IOSACal is written in the Python programming language and it can run natively on any platform where the Python interpreter is available, including all Linux distributions, MacOS X and other UNIX operating systems, and Microsoft Windows.
Source code is made available under the terms of the GNU General Public License.
Most available programs for radiocarbon calibration, like OxCal, CALIB and others, are freeware. You don’t have to pay for them, but on the other side you’re not free to modify them as you need, nor to access and study the source code.
This is the main motivation behind IOSACal: creating a free-as-in-freedom radiocarbon calibration software, with a clean programming library, that enables experiments and integration in existing archaeological information systems.

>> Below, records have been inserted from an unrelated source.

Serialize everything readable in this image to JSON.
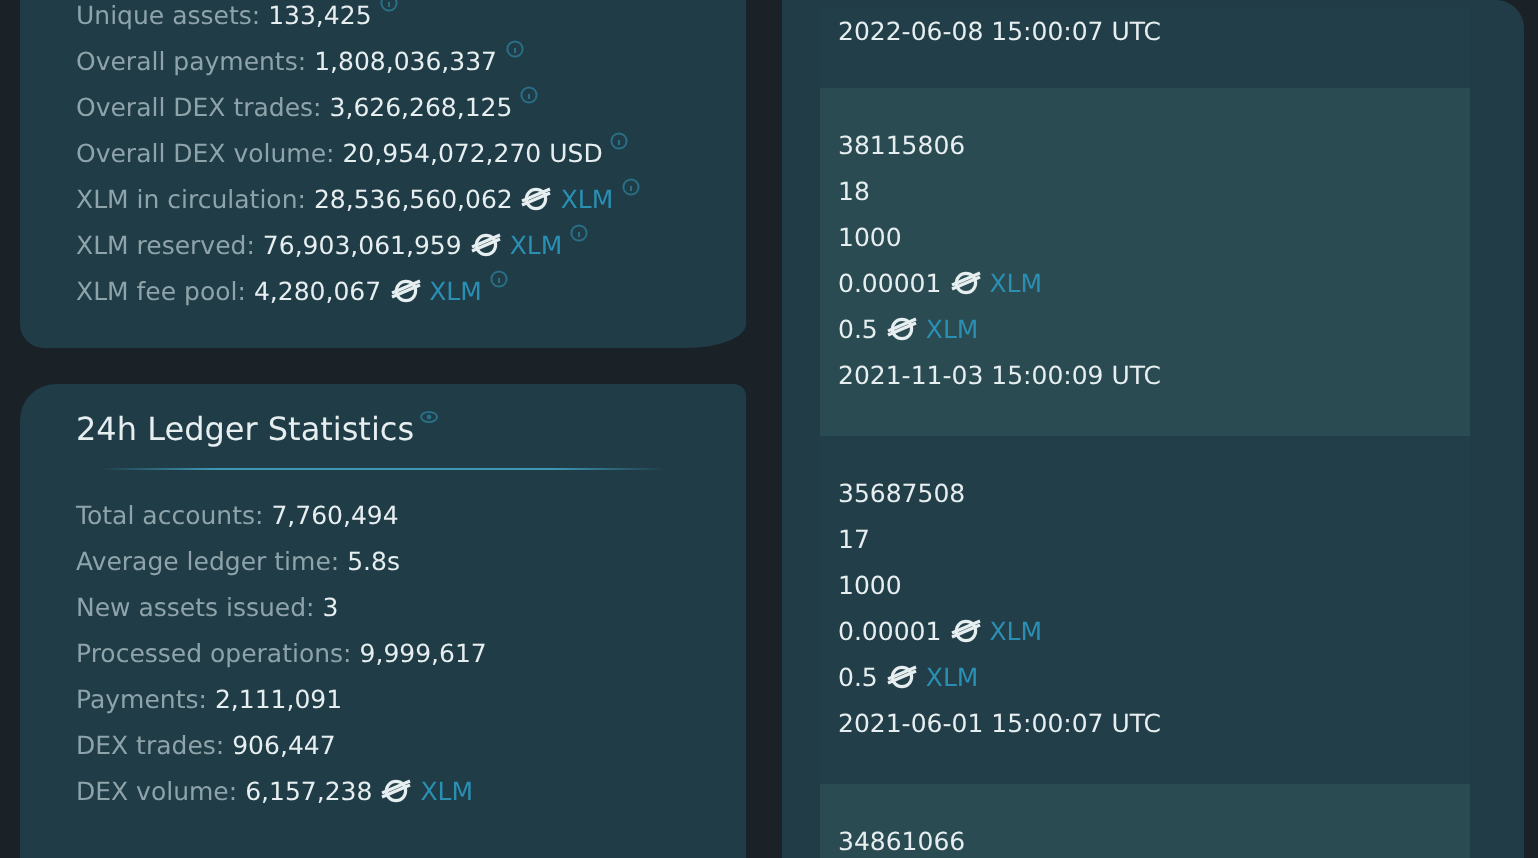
{
  "network_stats": {
    "lines": [
      {
        "label": "Unique assets:",
        "value": "133,425"
      },
      {
        "label": "Overall payments:",
        "value": "1,808,036,337"
      },
      {
        "label": "Overall DEX trades:",
        "value": "3,626,268,125"
      },
      {
        "label": "Overall DEX volume:",
        "value": "20,954,072,270 USD"
      },
      {
        "label": "XLM in circulation:",
        "value": "28,536,560,062",
        "asset": "XLM"
      },
      {
        "label": "XLM reserved:",
        "value": "76,903,061,959",
        "asset": "XLM"
      },
      {
        "label": "XLM fee pool:",
        "value": "4,280,067",
        "asset": "XLM"
      }
    ]
  },
  "ledger_stats": {
    "title": "24h Ledger Statistics",
    "lines": [
      {
        "label": "Total accounts:",
        "value": "7,760,494"
      },
      {
        "label": "Average ledger time:",
        "value": "5.8s"
      },
      {
        "label": "New assets issued:",
        "value": "3"
      },
      {
        "label": "Processed operations:",
        "value": "9,999,617"
      },
      {
        "label": "Payments:",
        "value": "2,111,091"
      },
      {
        "label": "DEX trades:",
        "value": "906,447"
      },
      {
        "label": "DEX volume:",
        "value": "6,157,238",
        "asset": "XLM"
      }
    ]
  },
  "protocol_history": [
    {
      "shaded": false,
      "fields": [
        {
          "value": "2022-06-08 15:00:07 UTC"
        }
      ]
    },
    {
      "shaded": true,
      "fields": [
        {
          "value": "38115806"
        },
        {
          "value": "18"
        },
        {
          "value": "1000"
        },
        {
          "value": "0.00001",
          "asset": "XLM"
        },
        {
          "value": "0.5",
          "asset": "XLM"
        },
        {
          "value": "2021-11-03 15:00:09 UTC"
        }
      ]
    },
    {
      "shaded": false,
      "fields": [
        {
          "value": "35687508"
        },
        {
          "value": "17"
        },
        {
          "value": "1000"
        },
        {
          "value": "0.00001",
          "asset": "XLM"
        },
        {
          "value": "0.5",
          "asset": "XLM"
        },
        {
          "value": "2021-06-01 15:00:07 UTC"
        }
      ]
    },
    {
      "shaded": true,
      "fields": [
        {
          "value": "34861066"
        }
      ]
    }
  ]
}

Furthermore, writing this software from scratch is an alternative way of learning how 14C calibration works, not only in strict mathematical terms, but also from a practical point of view.

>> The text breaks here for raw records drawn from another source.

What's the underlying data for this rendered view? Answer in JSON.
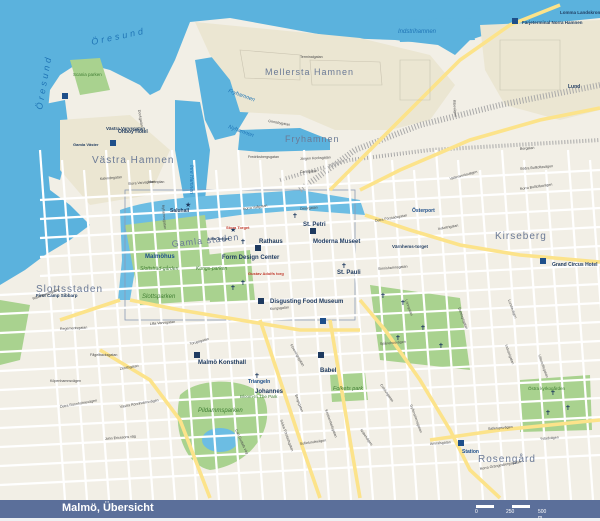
{
  "map": {
    "title": "Malmö, Übersicht",
    "scale": {
      "labels": [
        "0",
        "250",
        "500 m"
      ]
    },
    "water_labels": [
      "Öresund",
      "Öresund",
      "Indstrihamnen",
      "Fryhamnen",
      "Nyhamnen",
      "Inre Hamnen"
    ],
    "districts": [
      "Västra Hamnen",
      "Mellersta Hamnen",
      "Fryhamnen",
      "Gamla staden",
      "Slottsstaden",
      "Kirseberg",
      "Rosengård"
    ],
    "parks": [
      "Scania parken",
      "Slottsträd-gården",
      "Slottsparken",
      "Kungs-parken",
      "Pildammsparken",
      "Folkets park",
      "Östra kyrkogården",
      "Bloom-In The Park"
    ],
    "landmarks": [
      "Malmöhus",
      "St. Petri",
      "Rathaus",
      "Moderna Museet",
      "Form Design Center",
      "Disgusting Food Museum",
      "St. Pauli",
      "Malmö Konsthall",
      "Triangeln",
      "Johannes",
      "Babel",
      "Saluhall",
      "Grand Circus Hotel",
      "Ohboy Hotel",
      "Gamla Väster",
      "Stora Torget",
      "Lilla Torget",
      "Gustav Adolfs torg",
      "Färjeterminal Norra Hamnen",
      "Lomma Landskrona",
      "Lund",
      "Österport",
      "Värnhems-torget",
      "Station",
      "Västra Varvsgatan",
      "First Camp Sibbarp"
    ],
    "streets": [
      "Terminalgatan",
      "Grimsbygatan",
      "Jörgen Kocksgatan",
      "Carlsgatan",
      "Hamnplan",
      "Nyhamnsgatan",
      "Östra Förstadsgatan",
      "Norra Vallgatan",
      "Östergatan",
      "Regementsgatan",
      "Fågelbacksgatan",
      "Köpenhamnsvägen",
      "Kungsgatan",
      "Föreningsgatan",
      "Amiralsgatan",
      "Ystadvägen",
      "Nobelvägen",
      "Spånehusvägen",
      "Industrigatan",
      "Lönngatan",
      "Ribersborgsgatan",
      "Dockgatan",
      "Stora Varvsgatan",
      "Carl Gustafs väg",
      "Södra Förstadsgatan",
      "Bergsgatan",
      "Kristianstadsgatan",
      "Sofielundsvägen",
      "Celsiusgatan",
      "Gyllenstiernsgatan",
      "Torupsgatan",
      "Zenithgatan",
      "Västra Rönnholmsvägen",
      "Östra Rönnholmsvägen",
      "John Ericssons väg",
      "Ribevägen",
      "Borgatan",
      "Södra Bulltoftavägen",
      "Norra Bulltoftavägen",
      "Vattenverksvägen",
      "Lundavägen",
      "Sallerupsvägen",
      "Norra Grängesbergsgatan",
      "Villemollegatan",
      "Dalslagsgatan",
      "Simrishamnsgatan",
      "Industrigatan",
      "Kalendegatan",
      "Fredriksbergsgatan",
      "Lilla Varvsgatan",
      "Bjurbäcksgatan",
      "Slottsgatan"
    ]
  },
  "colors": {
    "water": "#5bb2dd",
    "land": "#f2efe6",
    "industrial": "#ebe6d2",
    "park": "#a9d28f",
    "road_major": "#fce38a",
    "road": "#ffffff",
    "footer": "#5b6f9a",
    "rail": "#a9a9a9",
    "district_text": "#6b7a96",
    "water_text": "#1f74b5"
  }
}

IOSACal takes a radiocarbon determination and outputs a calibrated age as a set of probability intervals. A radiocarbon date is represented by a date in years BP (before present, that is before 1950 AD) and a standard deviation, like 2430±170. The combination of these two values is a numerical representation of a laboratory measure performed on the original organic material.
The main task of the calibration process is to convert this measure into a set of calendar dates by means of a calibration curve. Users can choose whether they want results as a plot, a short textual summary or both (the plot includes the summary).

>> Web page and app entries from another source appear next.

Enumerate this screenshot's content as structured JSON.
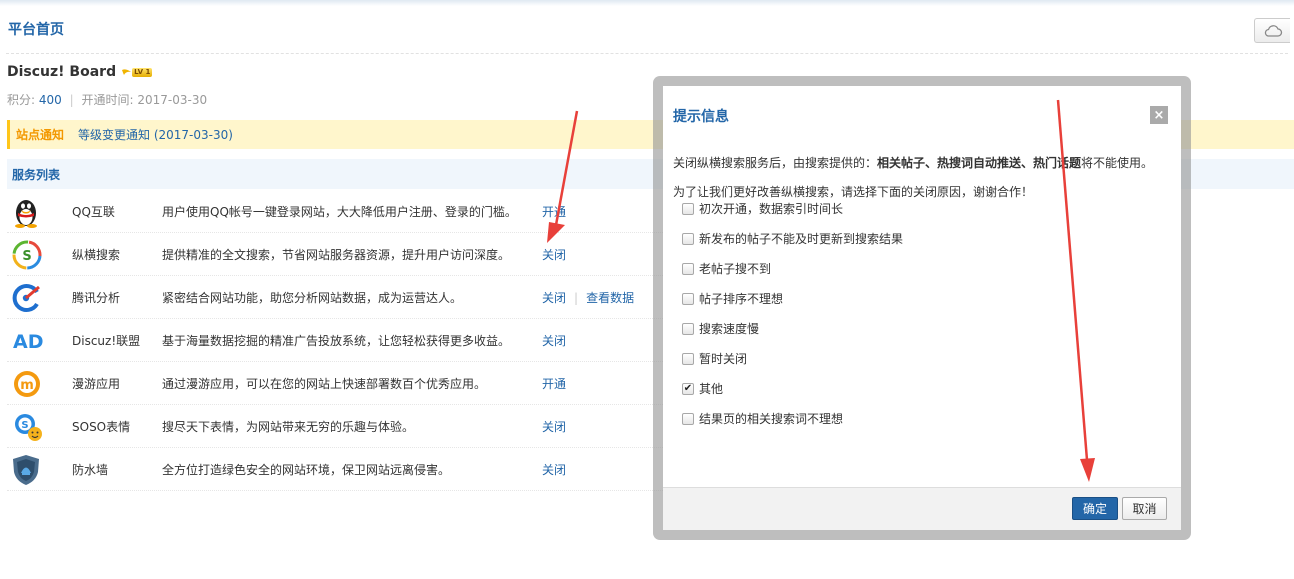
{
  "page": {
    "title": "平台首页"
  },
  "board": {
    "name": "Discuz! Board",
    "level": "LV 1",
    "score_label": "积分:",
    "score": "400",
    "separator": "|",
    "open_time_label": "开通时间:",
    "open_time": "2017-03-30"
  },
  "notice": {
    "label": "站点通知",
    "text": "等级变更通知 (2017-03-30)"
  },
  "services": {
    "header": "服务列表",
    "items": [
      {
        "icon": "qq-penguin-icon",
        "name": "QQ互联",
        "desc": "用户使用QQ帐号一键登录网站，大大降低用户注册、登录的门槛。",
        "actions": [
          "开通"
        ]
      },
      {
        "icon": "zongheng-search-icon",
        "name": "纵横搜索",
        "desc": "提供精准的全文搜索，节省网站服务器资源，提升用户访问深度。",
        "actions": [
          "关闭"
        ]
      },
      {
        "icon": "tencent-analytics-icon",
        "name": "腾讯分析",
        "desc": "紧密结合网站功能，助您分析网站数据，成为运营达人。",
        "actions": [
          "关闭",
          "查看数据"
        ]
      },
      {
        "icon": "ad-icon",
        "name": "Discuz!联盟",
        "desc": "基于海量数据挖掘的精准广告投放系统，让您轻松获得更多收益。",
        "actions": [
          "关闭"
        ]
      },
      {
        "icon": "manyou-icon",
        "name": "漫游应用",
        "desc": "通过漫游应用，可以在您的网站上快速部署数百个优秀应用。",
        "actions": [
          "开通"
        ]
      },
      {
        "icon": "soso-emoticon-icon",
        "name": "SOSO表情",
        "desc": "搜尽天下表情，为网站带来无穷的乐趣与体验。",
        "actions": [
          "关闭"
        ]
      },
      {
        "icon": "firewall-shield-icon",
        "name": "防水墙",
        "desc": "全方位打造绿色安全的网站环境，保卫网站远离侵害。",
        "actions": [
          "关闭"
        ]
      }
    ]
  },
  "dialog": {
    "title": "提示信息",
    "close": "×",
    "line1_pre": "关闭纵横搜索服务后，由搜索提供的：",
    "line1_bold": "相关帖子、热搜词自动推送、热门话题",
    "line1_post": "将不能使用。",
    "line2": "为了让我们更好改善纵横搜索，请选择下面的关闭原因，谢谢合作！",
    "reasons": [
      {
        "label": "初次开通，数据索引时间长",
        "checked": false
      },
      {
        "label": "新发布的帖子不能及时更新到搜索结果",
        "checked": false
      },
      {
        "label": "老帖子搜不到",
        "checked": false
      },
      {
        "label": "帖子排序不理想",
        "checked": false
      },
      {
        "label": "搜索速度慢",
        "checked": false
      },
      {
        "label": "暂时关闭",
        "checked": false
      },
      {
        "label": "其他",
        "checked": true
      },
      {
        "label": "结果页的相关搜索词不理想",
        "checked": false
      }
    ],
    "ok": "确定",
    "cancel": "取消"
  },
  "colors": {
    "link": "#2366a8",
    "notice_bg": "#fff6cc",
    "notice_label": "#f39800",
    "annotation_arrow": "#e8403a"
  }
}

IOSACal reads calibration curves in the common
.14c format used also
by other programs. Should you have calibration data in another format,
it would be easy to either convert them to that format or modify the
source code of IOSACal to adapt it to your needs.
IOSACal is based on current calibration methods, like those described in the 2008 paper by C. Bronk Ramsey, Radiocarbon dating: revolutions in understanding, Archaeometry 50,2 (2008) pp. 249–275 http://dx.doi.org/10.1111/j.1475-4754.2008.00394.x.
Yes, IOSACal has been used in research projects with large numbers of radiocarbon dates. Using IOSACal with Jupyter Notebooks is ideal for reproducible research that can be easily shared. Furthermore, it takes little effort to customize and adapt the existing code to your specific needs. IOSACal is reasonably fast, especially for batch processing.
The web application is ideal for quick checks on single radiocarbon dates, and requires no registration.
If you make use of IOSACal in your work, please cite it with the appropriate reference (DOI: https://doi.org/10.5281/zenodo.630455). This helps us get some recognition for creating and maintaining this software free for everyone.